→ Problem: Using the listing below, work out how many lines include the word "note". Only the number is to be given.

→ Record excerpts:
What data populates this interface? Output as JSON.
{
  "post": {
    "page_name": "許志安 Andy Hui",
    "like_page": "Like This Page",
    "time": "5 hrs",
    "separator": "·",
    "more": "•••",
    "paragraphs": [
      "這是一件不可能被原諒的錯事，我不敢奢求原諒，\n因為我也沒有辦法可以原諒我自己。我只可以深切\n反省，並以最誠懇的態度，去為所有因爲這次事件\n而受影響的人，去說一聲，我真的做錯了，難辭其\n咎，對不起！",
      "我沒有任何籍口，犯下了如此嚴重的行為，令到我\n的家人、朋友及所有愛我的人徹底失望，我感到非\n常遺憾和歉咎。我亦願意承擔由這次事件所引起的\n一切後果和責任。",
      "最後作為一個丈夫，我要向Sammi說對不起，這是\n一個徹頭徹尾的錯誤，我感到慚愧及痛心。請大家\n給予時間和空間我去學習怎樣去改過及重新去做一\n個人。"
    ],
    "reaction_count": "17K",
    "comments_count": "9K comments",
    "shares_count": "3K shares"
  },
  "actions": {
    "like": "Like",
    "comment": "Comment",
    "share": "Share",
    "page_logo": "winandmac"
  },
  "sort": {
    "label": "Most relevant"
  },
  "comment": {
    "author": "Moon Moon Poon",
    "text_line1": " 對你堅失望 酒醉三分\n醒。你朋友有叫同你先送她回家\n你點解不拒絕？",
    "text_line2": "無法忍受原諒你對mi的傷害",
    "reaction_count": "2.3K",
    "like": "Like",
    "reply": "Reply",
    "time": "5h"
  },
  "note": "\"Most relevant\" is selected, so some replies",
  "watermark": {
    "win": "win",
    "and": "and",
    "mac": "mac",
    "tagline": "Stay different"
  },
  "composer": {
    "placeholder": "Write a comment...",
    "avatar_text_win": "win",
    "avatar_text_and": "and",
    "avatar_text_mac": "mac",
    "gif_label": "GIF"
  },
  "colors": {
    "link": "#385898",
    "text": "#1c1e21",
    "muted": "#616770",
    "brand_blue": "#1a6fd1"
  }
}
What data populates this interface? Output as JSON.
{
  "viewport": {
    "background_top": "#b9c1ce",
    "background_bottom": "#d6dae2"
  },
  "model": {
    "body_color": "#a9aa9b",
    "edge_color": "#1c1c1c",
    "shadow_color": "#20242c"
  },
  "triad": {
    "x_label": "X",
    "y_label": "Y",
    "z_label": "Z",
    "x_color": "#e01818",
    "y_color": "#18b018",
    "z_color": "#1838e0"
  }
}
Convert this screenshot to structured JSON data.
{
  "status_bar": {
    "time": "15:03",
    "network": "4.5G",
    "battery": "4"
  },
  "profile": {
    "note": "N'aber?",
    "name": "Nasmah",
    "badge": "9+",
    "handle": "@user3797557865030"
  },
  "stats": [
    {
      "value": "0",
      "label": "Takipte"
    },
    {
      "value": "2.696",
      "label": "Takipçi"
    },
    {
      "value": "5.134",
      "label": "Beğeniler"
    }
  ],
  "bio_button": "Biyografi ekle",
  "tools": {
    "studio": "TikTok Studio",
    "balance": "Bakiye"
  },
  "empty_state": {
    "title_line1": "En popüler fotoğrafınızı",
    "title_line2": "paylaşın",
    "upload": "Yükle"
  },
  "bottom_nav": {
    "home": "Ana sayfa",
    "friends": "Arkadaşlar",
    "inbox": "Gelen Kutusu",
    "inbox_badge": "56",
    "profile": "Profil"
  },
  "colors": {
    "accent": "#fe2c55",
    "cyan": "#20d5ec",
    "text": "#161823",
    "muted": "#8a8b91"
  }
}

→ Solution to this exercise: 2